[Page and application data records]
______________________________
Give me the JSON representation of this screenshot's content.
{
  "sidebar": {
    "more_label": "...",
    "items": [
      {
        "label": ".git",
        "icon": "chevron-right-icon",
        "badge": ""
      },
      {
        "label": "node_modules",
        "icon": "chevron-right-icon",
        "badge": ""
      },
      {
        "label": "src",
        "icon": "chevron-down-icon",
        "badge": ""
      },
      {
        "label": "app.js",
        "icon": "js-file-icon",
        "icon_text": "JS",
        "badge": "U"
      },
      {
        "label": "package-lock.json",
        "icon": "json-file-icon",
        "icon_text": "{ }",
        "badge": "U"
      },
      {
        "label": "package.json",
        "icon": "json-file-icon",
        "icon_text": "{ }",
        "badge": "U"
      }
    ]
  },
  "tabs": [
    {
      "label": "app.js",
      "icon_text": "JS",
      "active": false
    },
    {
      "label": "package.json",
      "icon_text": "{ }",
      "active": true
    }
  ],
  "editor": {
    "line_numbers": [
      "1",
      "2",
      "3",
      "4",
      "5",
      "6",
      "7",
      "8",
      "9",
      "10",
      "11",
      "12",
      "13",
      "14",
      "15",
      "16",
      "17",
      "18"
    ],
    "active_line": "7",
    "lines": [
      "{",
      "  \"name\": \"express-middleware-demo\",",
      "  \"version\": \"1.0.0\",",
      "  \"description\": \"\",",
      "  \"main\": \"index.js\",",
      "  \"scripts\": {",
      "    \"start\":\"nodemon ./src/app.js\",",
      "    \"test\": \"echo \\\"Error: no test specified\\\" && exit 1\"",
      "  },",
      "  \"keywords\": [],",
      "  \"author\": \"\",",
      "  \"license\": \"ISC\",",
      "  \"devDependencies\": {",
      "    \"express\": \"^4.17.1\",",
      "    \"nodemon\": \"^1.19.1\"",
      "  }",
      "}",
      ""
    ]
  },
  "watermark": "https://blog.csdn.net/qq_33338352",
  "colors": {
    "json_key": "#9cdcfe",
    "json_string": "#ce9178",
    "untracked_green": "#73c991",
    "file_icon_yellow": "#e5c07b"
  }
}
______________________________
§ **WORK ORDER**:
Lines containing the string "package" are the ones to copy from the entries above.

§ **EXERCISE ANSWER**:
        "label": "package-lock.json",
        "label": "package.json",
      "label": "package.json",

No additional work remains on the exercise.